In my Foreign Policy piece (USIP mirror) I examine the literature on how disease could directly or indirectly lead to war. The short answer is that disease does not lead to war, but depending on the exact effect of an epidemic and government’s response, disease could lead to other forms of conflict.
Two sections were cut for the final version of the article. First, we cut out the research on whether economic shocks lead to conflict using rainfall as an instrumental variable. This growing body of literature launched by Miguel, Satyanath and Sergenti is fascinating, but trying to explain instrumental variables proved unwieldy in such a compact article.
The other section was a quick data probe inspired by a report by the US Institute of Peace from 2001 that discussed how HIV/AIDS could lead to conflict in Sub-Saharan Africa. I pulled UNAIDS figures on the national prevelance of HIV/AIDS in 2001 and UCDP/PRIO data on whether a country experienced civil war in from 2002 to 2012. Dividing the countries up into quartiles based on the prvalence of HIV/AIDS gives the following figure:

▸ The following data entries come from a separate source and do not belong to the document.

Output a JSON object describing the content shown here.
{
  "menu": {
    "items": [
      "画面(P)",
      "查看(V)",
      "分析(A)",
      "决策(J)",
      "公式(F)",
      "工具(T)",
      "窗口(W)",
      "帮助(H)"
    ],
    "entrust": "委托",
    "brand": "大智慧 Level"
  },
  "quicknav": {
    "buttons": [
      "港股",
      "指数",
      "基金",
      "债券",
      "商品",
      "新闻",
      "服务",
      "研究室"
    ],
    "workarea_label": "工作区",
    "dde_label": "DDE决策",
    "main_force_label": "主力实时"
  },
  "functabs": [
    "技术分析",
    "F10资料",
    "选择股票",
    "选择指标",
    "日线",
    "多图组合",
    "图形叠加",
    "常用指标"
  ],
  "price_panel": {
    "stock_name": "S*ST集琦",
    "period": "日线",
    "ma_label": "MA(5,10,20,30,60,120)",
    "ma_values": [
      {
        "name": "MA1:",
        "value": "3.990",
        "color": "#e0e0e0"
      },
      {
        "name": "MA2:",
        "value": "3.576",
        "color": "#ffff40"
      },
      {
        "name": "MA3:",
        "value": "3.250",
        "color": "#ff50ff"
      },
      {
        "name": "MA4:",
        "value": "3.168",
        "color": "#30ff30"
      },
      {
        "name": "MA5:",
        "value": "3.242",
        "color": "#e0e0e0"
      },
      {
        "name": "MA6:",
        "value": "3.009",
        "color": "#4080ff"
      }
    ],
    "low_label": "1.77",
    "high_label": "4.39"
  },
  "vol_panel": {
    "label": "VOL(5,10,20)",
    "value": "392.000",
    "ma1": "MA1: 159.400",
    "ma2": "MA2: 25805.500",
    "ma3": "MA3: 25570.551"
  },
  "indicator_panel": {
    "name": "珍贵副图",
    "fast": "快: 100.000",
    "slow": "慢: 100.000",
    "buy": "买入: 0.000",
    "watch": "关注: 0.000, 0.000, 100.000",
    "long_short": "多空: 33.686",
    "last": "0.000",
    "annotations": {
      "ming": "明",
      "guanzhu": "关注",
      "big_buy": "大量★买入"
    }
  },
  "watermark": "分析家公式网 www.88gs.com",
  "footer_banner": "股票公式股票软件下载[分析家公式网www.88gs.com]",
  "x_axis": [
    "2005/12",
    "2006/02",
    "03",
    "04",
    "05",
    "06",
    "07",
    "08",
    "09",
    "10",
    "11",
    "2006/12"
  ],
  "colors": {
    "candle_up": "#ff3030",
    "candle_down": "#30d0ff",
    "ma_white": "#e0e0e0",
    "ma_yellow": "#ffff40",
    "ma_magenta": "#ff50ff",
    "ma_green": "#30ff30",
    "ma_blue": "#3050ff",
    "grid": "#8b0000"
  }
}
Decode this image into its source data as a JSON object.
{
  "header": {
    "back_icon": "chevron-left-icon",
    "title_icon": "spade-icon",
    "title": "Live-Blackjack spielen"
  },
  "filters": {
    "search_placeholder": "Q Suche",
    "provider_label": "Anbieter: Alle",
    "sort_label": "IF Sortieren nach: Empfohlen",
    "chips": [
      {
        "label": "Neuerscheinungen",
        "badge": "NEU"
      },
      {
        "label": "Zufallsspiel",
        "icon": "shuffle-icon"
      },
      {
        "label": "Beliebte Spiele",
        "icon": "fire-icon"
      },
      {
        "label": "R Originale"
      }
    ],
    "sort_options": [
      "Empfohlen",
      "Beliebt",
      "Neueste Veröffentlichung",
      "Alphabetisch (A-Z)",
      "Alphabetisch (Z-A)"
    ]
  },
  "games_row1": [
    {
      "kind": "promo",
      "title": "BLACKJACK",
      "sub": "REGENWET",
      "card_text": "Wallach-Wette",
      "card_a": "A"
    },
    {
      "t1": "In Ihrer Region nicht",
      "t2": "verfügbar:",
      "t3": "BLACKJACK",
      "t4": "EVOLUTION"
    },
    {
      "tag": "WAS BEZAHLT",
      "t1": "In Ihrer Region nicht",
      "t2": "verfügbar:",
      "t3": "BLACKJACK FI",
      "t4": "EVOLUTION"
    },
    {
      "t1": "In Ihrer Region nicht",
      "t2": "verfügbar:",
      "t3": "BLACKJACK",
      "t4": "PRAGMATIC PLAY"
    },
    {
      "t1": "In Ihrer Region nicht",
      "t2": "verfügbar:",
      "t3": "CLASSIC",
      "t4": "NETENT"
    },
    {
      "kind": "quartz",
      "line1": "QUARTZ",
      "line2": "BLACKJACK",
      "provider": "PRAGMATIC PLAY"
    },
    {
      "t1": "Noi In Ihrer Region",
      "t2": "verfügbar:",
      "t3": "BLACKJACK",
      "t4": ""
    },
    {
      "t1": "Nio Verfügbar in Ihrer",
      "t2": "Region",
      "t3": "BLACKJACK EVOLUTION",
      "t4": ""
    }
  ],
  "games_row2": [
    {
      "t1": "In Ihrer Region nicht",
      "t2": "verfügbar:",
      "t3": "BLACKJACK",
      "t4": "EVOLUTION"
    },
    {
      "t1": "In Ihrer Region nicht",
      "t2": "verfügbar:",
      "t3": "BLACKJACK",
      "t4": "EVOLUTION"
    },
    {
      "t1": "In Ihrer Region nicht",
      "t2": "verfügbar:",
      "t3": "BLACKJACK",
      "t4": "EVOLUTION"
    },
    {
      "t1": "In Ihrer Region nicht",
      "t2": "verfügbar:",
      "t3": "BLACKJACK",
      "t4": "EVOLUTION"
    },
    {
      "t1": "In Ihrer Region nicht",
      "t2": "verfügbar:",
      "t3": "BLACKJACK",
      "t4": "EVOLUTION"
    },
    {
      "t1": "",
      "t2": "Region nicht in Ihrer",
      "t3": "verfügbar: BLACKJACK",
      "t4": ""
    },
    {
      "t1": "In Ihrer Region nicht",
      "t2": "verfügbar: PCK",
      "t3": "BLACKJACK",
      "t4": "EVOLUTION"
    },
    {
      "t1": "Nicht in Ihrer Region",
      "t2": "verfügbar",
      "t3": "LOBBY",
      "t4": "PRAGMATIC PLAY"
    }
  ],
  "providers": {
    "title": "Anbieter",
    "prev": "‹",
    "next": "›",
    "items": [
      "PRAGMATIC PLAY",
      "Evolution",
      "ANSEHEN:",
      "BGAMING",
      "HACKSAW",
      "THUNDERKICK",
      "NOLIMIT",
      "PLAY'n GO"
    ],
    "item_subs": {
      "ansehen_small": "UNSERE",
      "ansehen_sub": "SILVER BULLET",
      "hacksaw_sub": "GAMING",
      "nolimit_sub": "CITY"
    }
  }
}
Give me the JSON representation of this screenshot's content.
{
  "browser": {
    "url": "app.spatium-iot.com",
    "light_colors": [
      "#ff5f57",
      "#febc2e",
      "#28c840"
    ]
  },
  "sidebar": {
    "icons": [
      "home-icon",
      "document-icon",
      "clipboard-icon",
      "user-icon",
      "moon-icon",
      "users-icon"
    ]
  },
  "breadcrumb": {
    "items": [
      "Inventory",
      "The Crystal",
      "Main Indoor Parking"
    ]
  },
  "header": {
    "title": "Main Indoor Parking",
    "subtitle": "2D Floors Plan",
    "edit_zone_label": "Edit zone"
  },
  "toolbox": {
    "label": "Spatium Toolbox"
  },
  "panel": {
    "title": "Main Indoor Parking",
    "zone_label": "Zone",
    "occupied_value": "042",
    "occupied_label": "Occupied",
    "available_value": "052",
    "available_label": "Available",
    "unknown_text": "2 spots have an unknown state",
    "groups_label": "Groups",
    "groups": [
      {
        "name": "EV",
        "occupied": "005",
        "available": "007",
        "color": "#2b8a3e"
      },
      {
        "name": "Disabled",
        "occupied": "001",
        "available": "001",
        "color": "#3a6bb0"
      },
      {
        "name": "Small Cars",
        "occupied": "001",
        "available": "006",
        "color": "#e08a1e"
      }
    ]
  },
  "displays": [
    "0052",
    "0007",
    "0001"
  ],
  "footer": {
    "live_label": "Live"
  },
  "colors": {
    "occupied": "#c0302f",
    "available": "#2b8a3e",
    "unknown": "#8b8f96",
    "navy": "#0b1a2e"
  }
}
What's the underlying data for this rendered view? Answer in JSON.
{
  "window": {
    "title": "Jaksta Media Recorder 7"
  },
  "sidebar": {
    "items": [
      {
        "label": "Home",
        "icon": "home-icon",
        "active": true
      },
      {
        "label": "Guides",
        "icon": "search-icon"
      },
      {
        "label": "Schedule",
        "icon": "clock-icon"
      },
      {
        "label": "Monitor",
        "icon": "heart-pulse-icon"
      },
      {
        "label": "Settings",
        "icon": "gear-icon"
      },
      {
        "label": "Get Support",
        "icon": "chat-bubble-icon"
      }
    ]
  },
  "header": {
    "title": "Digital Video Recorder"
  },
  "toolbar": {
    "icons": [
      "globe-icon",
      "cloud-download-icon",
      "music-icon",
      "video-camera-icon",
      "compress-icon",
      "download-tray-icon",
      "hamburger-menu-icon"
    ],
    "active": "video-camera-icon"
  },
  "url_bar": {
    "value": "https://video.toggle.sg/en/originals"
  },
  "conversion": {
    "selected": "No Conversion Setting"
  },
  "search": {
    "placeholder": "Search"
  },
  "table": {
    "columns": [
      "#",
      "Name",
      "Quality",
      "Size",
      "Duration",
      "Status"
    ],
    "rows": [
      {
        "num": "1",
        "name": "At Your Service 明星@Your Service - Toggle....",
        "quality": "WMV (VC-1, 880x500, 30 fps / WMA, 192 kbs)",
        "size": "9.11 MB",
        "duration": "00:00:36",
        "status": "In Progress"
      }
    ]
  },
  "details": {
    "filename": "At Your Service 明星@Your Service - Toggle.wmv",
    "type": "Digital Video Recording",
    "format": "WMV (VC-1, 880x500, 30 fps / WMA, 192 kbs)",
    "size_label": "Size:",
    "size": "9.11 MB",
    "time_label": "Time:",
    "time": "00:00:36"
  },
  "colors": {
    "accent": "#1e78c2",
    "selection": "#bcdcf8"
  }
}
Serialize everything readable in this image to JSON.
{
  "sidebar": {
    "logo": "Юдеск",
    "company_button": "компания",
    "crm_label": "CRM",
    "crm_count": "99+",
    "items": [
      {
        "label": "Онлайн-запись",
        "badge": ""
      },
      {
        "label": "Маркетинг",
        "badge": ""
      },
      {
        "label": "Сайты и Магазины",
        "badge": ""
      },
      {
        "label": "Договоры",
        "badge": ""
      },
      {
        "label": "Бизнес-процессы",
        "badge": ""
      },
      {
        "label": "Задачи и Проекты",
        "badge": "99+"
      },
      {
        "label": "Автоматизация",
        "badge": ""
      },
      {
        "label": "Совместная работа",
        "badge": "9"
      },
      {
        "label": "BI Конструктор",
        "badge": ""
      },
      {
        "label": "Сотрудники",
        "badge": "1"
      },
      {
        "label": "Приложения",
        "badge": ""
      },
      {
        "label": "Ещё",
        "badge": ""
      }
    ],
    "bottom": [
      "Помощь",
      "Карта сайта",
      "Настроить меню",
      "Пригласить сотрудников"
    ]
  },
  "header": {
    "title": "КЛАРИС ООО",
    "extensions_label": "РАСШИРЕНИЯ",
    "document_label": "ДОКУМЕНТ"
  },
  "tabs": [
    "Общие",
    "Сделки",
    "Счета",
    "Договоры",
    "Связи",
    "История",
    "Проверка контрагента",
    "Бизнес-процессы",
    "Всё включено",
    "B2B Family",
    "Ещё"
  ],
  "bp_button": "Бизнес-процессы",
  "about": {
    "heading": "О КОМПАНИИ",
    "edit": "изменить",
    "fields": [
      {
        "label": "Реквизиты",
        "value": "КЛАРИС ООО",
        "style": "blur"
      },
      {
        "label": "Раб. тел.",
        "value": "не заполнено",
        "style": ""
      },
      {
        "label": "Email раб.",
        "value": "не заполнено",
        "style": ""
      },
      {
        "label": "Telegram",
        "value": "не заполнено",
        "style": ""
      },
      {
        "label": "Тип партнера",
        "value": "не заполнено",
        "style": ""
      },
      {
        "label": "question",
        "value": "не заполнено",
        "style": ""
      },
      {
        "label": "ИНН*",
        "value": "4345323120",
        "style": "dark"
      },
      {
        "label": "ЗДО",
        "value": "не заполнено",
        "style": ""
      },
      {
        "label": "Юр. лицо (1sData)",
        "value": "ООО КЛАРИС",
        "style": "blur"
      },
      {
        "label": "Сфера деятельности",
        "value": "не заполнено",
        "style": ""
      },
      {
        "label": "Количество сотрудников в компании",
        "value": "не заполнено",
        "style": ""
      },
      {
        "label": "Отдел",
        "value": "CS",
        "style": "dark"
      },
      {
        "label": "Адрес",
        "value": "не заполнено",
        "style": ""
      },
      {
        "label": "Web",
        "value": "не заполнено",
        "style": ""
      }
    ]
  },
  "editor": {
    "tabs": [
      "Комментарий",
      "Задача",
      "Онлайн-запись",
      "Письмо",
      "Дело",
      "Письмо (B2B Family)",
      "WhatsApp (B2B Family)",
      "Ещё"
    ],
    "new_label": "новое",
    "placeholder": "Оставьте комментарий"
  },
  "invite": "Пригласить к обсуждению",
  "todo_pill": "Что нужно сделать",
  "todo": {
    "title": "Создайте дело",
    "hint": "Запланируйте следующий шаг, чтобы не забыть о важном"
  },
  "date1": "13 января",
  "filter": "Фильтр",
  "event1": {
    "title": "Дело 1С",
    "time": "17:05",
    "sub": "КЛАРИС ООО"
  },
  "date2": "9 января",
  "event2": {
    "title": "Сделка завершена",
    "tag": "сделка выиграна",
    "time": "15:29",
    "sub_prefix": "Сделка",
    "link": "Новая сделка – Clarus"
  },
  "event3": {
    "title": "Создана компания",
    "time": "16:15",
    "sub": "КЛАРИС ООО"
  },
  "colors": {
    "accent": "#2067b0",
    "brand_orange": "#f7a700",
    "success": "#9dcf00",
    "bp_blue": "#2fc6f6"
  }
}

If HIV/AIDS increased the possibility of conflict, we would expect that those with the highest rates of HIV/AIDS would be the most likely to experience conflict. However, I find that those countries with the highest prevalence of HIV/AIDS in 2001 also were the least likely to experience a conflict in the 10 years after. While not particularly rigorous or scientific, this simple data exercise challenges some assumptions and raises some questions.